━━━━━ DATASET EXCERPTS ━━━━━

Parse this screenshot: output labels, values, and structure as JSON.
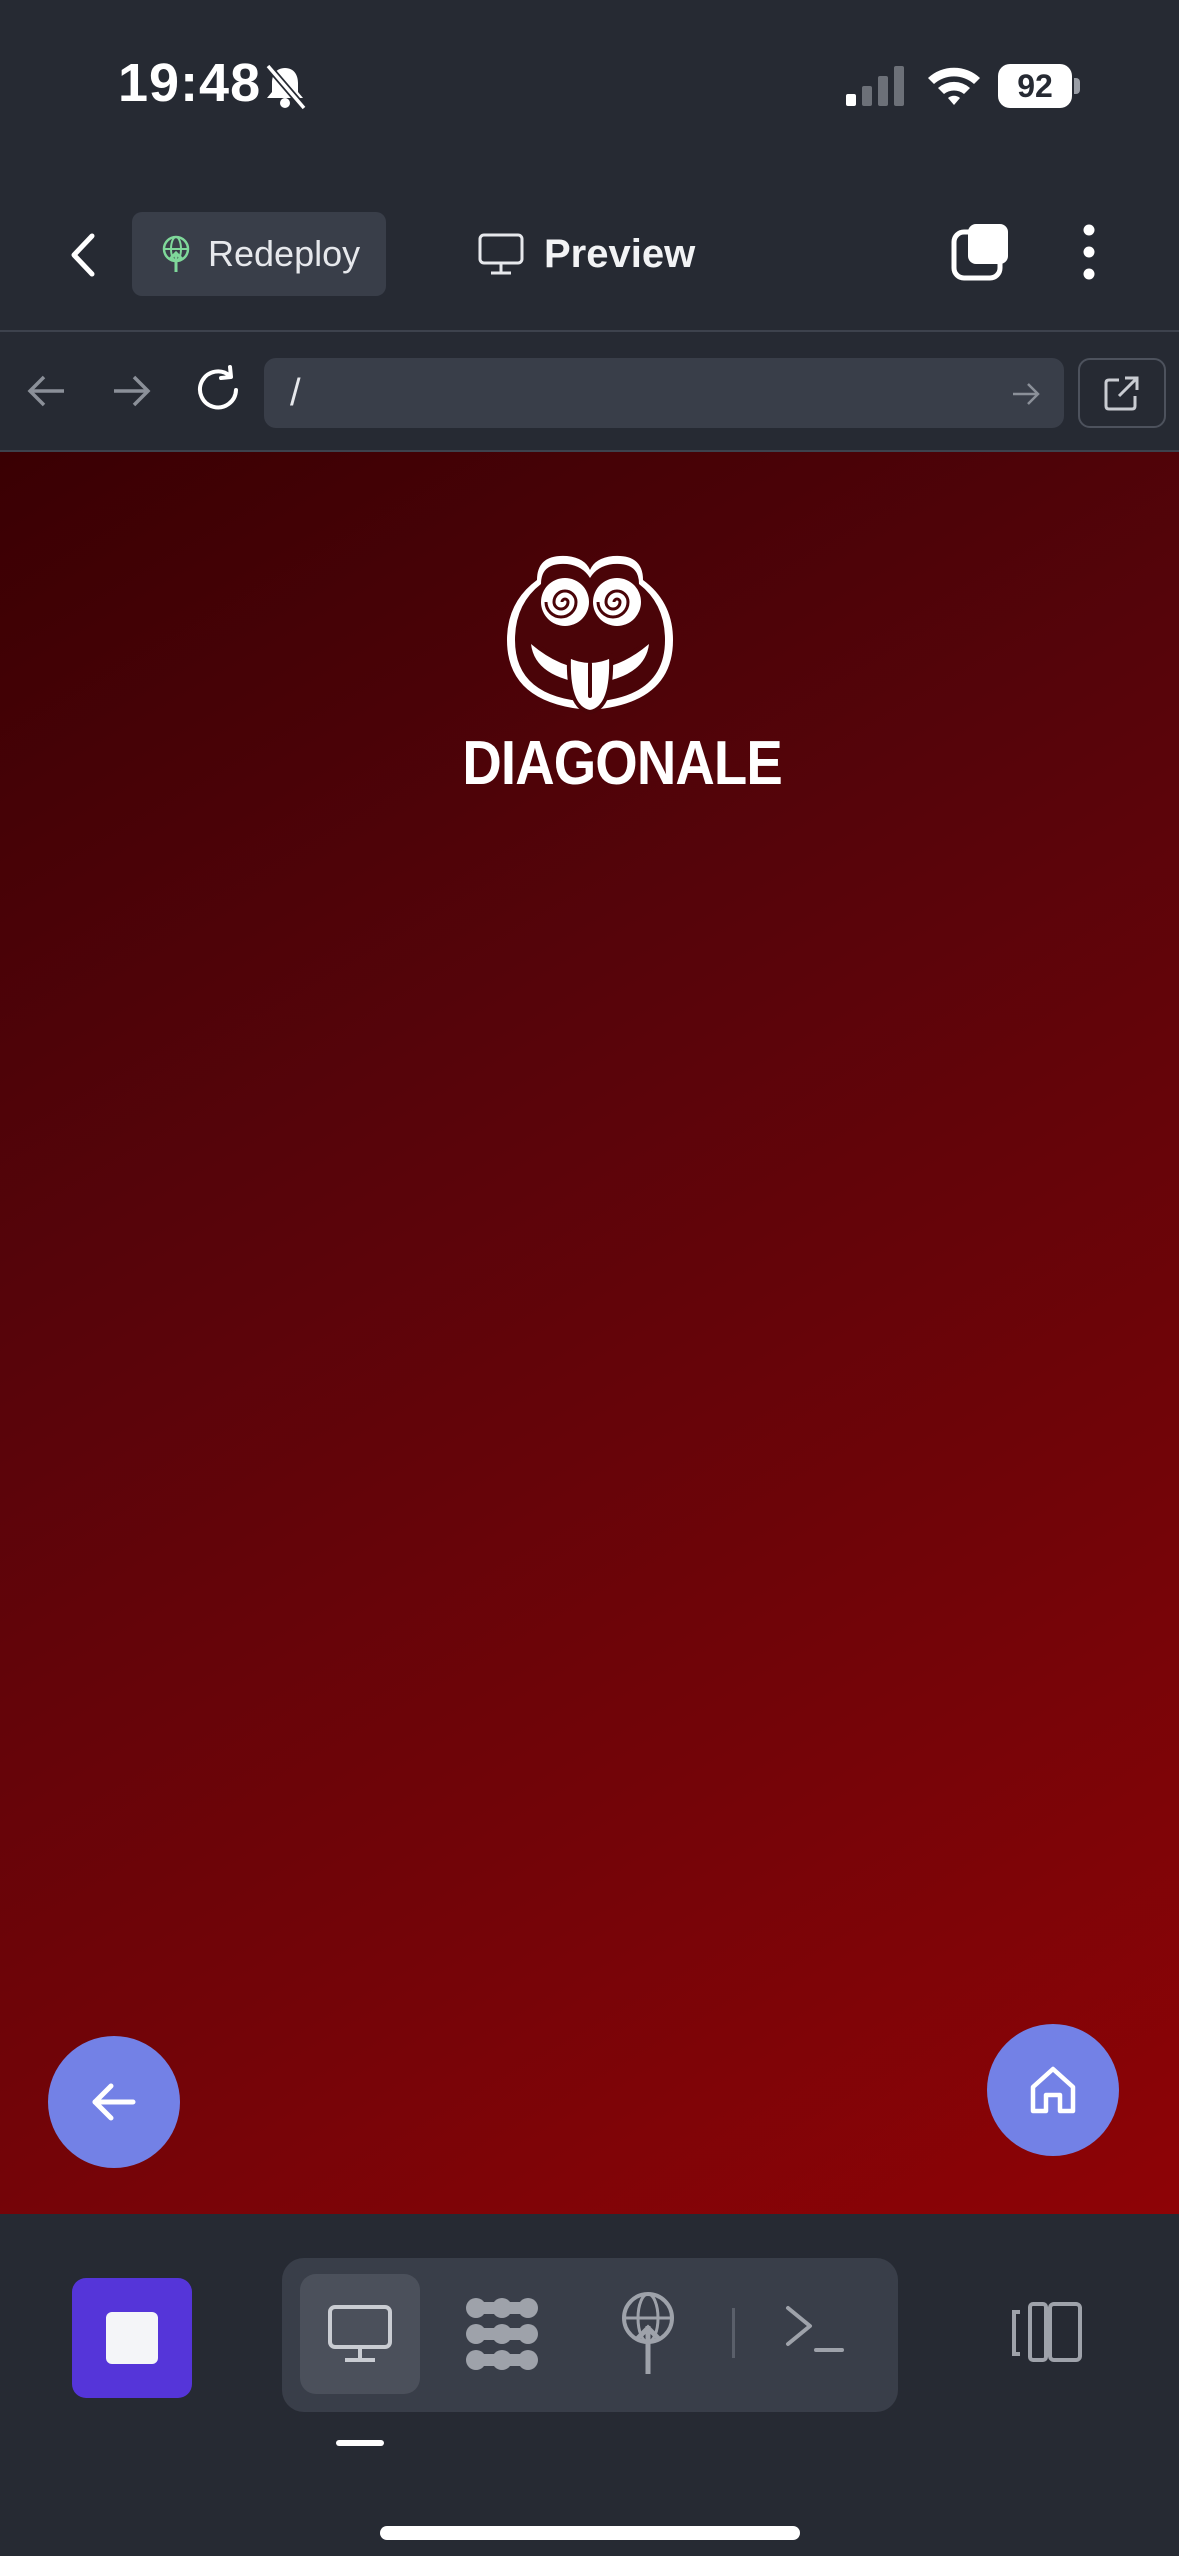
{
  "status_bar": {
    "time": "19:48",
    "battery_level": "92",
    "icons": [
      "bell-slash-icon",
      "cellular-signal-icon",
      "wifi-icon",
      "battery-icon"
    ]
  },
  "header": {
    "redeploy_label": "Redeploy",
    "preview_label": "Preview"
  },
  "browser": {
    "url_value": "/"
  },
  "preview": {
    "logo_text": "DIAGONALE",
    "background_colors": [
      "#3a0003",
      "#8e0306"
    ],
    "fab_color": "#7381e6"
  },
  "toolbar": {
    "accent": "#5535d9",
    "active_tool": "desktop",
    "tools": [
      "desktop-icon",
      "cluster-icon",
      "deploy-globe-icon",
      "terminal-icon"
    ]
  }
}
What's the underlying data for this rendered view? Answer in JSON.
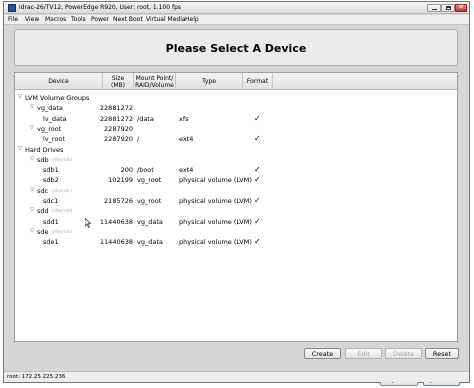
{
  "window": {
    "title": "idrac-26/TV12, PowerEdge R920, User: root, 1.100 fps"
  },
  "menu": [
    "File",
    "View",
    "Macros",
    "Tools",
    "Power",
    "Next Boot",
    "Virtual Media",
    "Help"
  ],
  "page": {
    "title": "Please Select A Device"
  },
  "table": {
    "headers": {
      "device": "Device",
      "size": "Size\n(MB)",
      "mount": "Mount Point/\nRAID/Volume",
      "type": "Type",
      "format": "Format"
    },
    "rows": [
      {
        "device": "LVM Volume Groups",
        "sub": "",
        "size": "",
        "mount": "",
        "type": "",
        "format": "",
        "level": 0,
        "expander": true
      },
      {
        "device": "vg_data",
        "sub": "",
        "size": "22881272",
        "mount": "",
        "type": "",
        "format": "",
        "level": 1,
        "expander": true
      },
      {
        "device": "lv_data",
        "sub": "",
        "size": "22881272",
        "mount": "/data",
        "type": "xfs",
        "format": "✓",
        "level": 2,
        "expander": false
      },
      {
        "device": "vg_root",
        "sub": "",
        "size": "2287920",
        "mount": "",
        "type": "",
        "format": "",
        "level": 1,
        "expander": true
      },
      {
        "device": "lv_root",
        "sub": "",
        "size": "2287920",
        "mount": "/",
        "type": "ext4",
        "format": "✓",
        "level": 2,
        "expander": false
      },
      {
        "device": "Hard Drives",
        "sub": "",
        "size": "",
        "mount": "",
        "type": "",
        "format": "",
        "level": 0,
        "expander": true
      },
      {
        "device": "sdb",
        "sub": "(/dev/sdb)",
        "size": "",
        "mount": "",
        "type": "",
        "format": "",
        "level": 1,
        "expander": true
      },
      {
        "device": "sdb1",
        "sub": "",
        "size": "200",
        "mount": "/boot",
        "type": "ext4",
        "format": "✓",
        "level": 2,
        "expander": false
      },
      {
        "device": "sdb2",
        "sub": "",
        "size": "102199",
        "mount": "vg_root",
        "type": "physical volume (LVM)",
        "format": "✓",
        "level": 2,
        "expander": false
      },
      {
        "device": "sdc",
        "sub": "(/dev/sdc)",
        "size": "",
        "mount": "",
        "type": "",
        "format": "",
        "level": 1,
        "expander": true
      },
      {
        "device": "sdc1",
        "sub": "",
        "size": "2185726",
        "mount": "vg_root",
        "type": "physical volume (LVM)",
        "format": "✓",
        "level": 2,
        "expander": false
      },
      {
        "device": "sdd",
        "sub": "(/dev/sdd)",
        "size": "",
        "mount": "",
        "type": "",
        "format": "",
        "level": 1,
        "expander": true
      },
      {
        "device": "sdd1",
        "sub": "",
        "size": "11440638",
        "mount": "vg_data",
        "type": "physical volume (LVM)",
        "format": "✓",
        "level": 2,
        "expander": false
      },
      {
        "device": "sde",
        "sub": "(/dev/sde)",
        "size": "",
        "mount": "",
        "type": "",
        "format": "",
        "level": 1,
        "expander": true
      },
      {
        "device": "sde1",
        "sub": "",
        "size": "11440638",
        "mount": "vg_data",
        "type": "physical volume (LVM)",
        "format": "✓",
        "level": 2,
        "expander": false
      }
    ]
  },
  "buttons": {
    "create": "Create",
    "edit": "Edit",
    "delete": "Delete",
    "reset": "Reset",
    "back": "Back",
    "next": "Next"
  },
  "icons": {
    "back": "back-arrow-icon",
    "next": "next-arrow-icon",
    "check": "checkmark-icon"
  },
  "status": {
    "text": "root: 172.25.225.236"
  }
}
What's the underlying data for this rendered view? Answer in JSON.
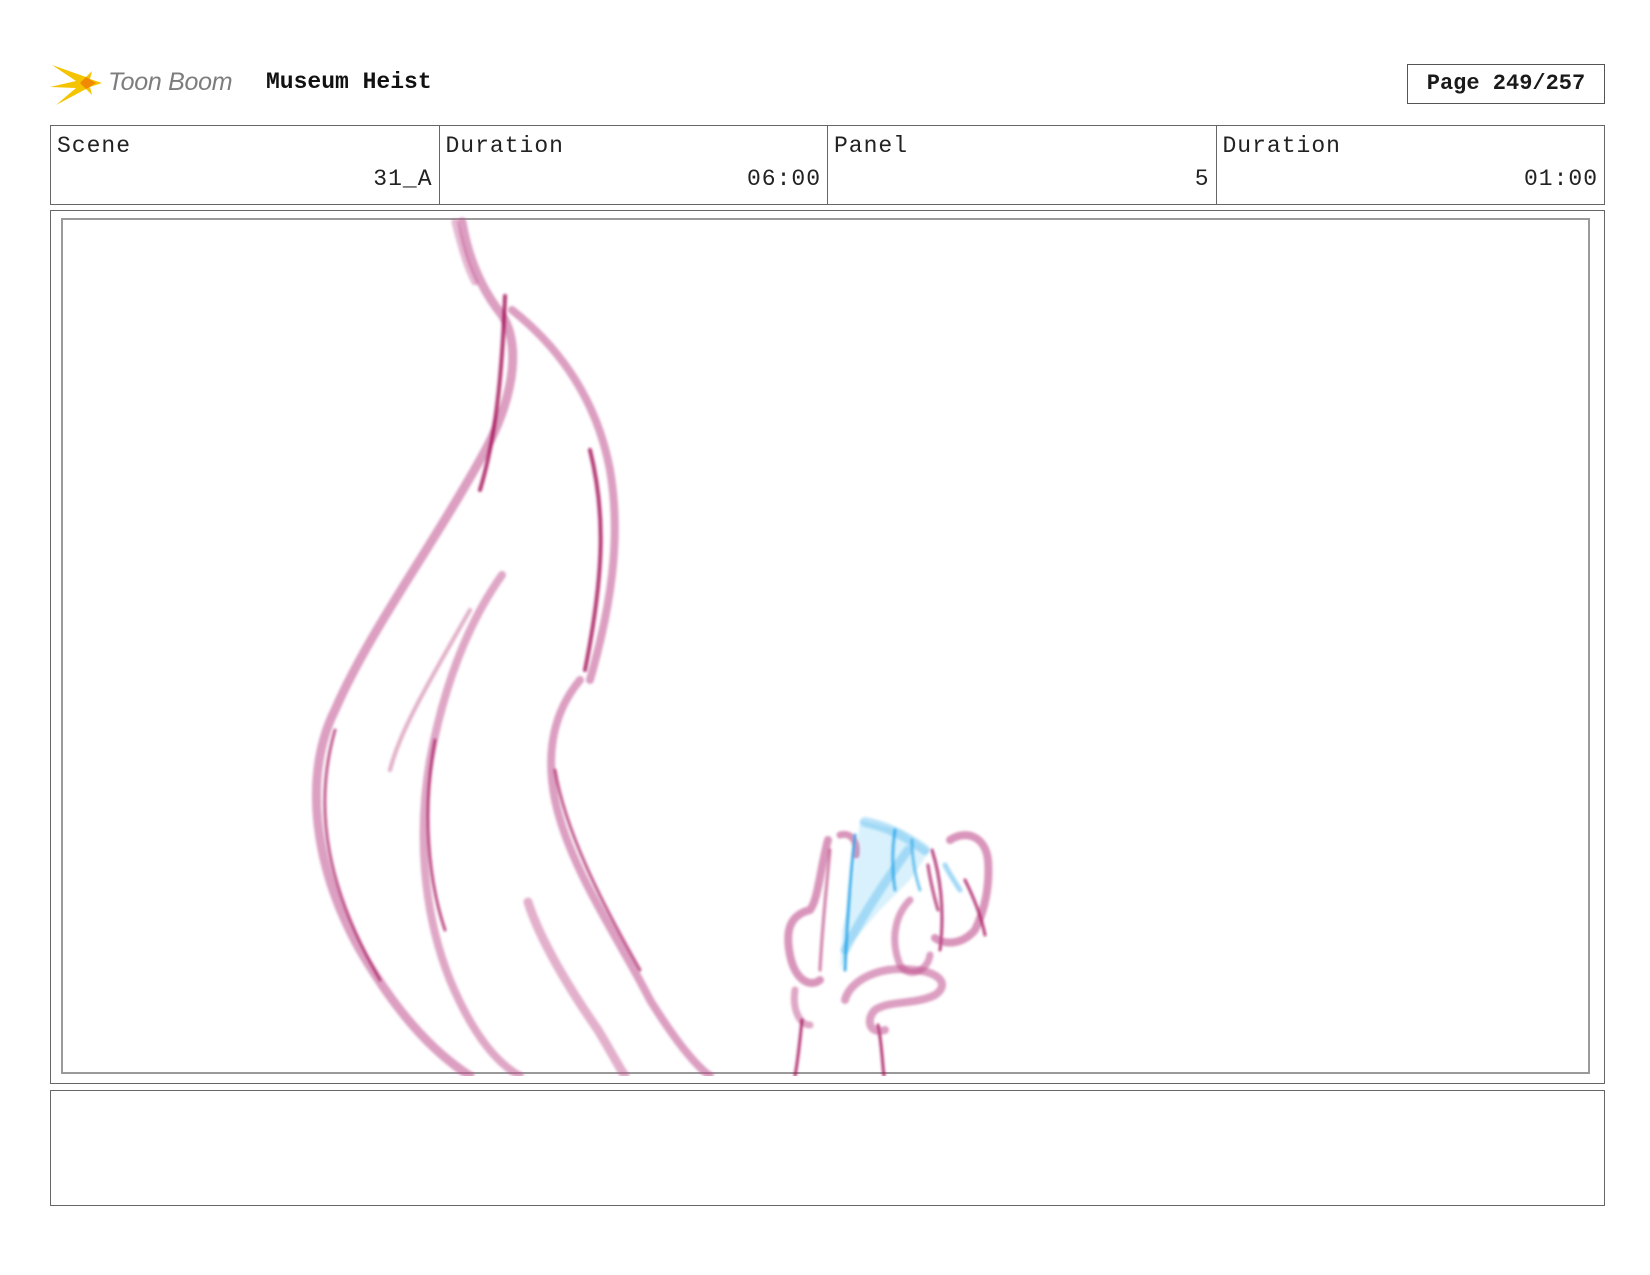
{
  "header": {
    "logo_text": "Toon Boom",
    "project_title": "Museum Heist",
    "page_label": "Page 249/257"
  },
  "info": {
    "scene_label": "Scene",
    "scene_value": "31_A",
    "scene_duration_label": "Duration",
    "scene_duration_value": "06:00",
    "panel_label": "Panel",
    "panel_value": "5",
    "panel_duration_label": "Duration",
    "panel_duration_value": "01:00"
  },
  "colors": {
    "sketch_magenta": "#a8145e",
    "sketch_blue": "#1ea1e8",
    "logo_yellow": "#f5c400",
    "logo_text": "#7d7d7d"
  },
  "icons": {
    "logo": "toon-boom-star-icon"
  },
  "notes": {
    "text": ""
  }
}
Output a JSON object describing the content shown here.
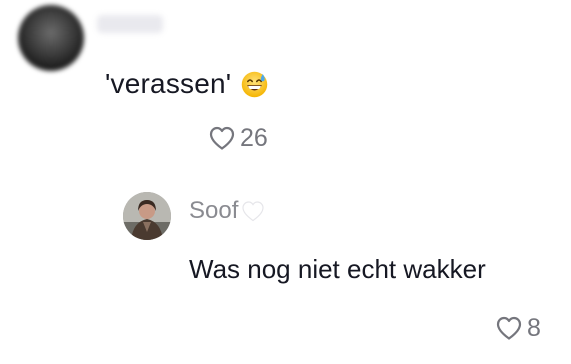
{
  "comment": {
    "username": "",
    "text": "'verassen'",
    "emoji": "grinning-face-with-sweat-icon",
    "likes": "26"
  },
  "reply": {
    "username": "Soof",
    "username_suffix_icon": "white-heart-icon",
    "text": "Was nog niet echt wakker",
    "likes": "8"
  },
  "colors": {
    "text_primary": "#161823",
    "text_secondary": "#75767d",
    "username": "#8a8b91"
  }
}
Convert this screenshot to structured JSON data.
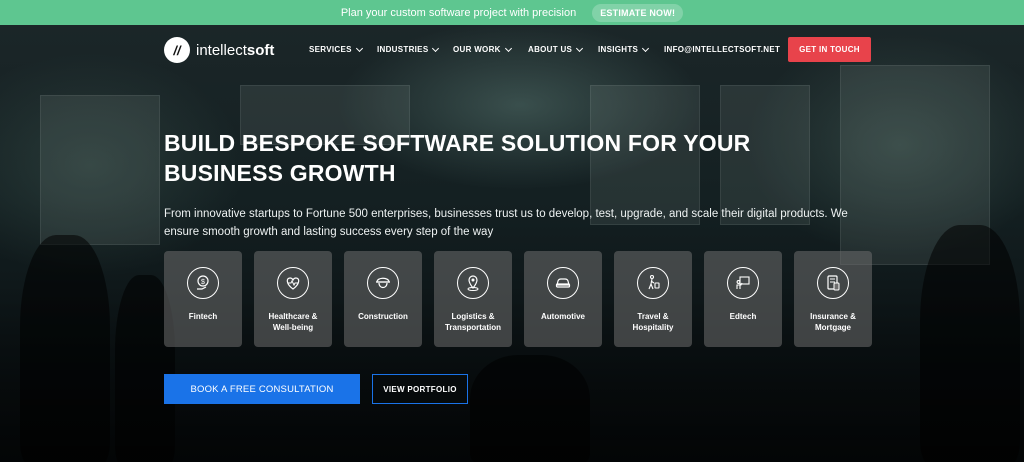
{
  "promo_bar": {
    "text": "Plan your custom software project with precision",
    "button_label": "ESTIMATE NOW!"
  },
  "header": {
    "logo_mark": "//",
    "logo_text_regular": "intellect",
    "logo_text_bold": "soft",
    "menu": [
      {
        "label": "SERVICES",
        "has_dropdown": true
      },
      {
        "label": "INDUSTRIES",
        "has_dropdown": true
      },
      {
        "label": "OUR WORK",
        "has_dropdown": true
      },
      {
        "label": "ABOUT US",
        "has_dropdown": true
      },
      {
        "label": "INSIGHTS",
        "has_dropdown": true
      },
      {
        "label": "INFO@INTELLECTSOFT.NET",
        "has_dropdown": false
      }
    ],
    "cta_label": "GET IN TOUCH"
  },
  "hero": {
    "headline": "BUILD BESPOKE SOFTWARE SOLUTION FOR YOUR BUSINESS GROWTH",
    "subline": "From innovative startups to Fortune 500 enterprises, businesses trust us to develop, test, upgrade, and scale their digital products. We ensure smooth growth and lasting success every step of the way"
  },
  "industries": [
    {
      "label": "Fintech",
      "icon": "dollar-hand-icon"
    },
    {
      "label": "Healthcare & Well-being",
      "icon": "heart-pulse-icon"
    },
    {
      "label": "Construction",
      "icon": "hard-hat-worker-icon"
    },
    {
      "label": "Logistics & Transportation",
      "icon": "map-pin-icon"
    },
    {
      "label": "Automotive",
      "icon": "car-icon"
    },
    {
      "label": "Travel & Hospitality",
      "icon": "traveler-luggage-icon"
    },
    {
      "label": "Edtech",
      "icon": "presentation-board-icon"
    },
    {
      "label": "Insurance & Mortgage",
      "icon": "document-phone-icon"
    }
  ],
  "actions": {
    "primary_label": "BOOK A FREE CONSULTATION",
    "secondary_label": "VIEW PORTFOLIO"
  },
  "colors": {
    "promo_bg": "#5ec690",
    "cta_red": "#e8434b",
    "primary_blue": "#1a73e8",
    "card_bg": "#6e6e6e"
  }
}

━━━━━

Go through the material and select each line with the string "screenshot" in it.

Parse this screenshot: output labels, values, and structure as JSON.
Convert this screenshot to structured JSON data.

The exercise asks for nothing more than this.